Violent incidents videotaped or streamed live on sites such as Facebook by attackers or accomplices could result in tougher punishment in California under a law signed Wednesday by Gov. Jerry Brown.
Assembly Bill 1542 provides that a judge will be able to consider additional penalties for anyone involved in a violent crime who “willfully recorded a video” while the attack was happening. But the new law doesn’t require a judge to hand down the tougher sentence, and applies only to the 23 existing crimes in California identified as “violent” felonies.
Assemblyman Matt Dababneh (D-Woodland Hills), the proposal’s author, said that there have been an increasing number of attacks motivated by the ability to instantly share footage on social media.
“Our criminal code has simply not kept pace with technology-driven social media changes,” he said during an Assembly floor debate in May.
Dababneh said the bill was inspired by an attack last year on a San Fernando Valley teenager that was captured on video and shared on Snapchat. The teenager suffered a fractured skull in the incident.
AB 1542 had bipartisan support in the Legislature, and originally would have added an additional year of prison time for the videotaped crimes.
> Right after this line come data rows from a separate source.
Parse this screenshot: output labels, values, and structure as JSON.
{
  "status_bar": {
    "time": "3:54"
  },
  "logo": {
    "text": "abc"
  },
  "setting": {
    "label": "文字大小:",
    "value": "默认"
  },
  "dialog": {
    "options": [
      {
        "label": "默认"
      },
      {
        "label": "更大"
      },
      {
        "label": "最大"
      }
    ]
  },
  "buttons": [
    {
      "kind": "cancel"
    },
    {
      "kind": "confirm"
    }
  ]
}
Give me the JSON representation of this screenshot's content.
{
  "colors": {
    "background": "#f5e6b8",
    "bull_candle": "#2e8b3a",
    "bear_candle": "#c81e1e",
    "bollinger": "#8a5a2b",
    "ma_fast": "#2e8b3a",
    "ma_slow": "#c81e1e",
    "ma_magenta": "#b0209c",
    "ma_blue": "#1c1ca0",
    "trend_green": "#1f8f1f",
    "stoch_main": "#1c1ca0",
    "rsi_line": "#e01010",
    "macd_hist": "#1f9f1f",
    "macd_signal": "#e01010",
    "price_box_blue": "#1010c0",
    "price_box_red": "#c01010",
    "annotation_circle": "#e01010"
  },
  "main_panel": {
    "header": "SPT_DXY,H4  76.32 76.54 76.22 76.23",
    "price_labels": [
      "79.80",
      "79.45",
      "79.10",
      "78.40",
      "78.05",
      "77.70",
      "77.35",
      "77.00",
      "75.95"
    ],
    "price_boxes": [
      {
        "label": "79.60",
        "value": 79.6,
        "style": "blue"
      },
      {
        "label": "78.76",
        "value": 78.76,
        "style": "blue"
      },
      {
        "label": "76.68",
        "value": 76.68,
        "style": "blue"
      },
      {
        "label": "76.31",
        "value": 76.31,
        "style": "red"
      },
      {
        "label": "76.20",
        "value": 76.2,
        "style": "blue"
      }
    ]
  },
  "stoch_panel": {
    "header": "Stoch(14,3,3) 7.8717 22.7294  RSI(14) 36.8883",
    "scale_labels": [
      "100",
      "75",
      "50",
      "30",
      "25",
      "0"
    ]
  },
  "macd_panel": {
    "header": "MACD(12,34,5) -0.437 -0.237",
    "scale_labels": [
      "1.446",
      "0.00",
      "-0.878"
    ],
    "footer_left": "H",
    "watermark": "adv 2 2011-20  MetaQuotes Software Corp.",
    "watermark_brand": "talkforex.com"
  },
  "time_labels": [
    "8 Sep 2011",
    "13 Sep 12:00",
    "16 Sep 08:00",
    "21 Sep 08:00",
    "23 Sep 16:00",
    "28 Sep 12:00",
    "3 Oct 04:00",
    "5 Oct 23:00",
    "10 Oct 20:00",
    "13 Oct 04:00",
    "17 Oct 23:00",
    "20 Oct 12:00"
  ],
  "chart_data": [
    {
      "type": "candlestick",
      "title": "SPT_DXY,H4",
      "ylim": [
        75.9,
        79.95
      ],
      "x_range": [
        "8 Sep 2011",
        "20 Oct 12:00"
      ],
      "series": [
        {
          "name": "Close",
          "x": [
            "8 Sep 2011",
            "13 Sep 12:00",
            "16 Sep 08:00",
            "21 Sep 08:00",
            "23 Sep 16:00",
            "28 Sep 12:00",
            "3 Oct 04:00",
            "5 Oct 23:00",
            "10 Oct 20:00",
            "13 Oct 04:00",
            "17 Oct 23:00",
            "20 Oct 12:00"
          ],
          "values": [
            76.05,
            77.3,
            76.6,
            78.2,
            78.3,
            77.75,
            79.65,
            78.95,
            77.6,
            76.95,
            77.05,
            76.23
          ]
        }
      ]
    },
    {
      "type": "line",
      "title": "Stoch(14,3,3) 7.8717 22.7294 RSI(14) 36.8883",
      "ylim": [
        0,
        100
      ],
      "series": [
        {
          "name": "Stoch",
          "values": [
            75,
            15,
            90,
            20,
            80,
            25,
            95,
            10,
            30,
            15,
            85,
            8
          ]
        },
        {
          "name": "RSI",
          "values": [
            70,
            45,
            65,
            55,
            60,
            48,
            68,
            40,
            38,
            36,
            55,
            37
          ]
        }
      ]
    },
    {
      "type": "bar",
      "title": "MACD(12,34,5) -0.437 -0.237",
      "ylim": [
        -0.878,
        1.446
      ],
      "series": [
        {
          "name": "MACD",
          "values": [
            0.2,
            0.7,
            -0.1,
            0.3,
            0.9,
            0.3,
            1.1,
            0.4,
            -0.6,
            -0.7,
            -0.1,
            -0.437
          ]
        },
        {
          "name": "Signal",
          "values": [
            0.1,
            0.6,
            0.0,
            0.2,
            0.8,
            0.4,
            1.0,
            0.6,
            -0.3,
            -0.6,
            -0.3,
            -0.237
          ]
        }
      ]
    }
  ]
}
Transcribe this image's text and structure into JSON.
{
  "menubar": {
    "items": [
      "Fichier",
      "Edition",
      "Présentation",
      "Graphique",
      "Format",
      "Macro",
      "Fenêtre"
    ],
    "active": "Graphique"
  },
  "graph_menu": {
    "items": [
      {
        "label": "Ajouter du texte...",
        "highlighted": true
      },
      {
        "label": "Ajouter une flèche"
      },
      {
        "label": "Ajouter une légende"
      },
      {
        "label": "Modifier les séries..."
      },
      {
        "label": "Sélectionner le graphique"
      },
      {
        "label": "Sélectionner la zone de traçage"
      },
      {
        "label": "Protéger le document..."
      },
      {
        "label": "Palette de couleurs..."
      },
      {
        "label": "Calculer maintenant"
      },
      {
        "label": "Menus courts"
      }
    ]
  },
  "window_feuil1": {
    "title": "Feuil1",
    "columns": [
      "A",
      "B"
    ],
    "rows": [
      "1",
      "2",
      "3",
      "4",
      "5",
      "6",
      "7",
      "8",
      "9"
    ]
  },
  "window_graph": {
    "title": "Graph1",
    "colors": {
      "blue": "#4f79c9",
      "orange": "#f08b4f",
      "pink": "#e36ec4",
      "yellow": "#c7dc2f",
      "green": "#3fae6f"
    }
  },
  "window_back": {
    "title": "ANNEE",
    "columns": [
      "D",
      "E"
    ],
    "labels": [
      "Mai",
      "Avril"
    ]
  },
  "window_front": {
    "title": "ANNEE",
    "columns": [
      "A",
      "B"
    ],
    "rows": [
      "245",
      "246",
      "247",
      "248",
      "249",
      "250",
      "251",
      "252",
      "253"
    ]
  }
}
Amendments taken during the legislative year leave the issue up to judges to consider as an aggravating factor for sentencing purposes.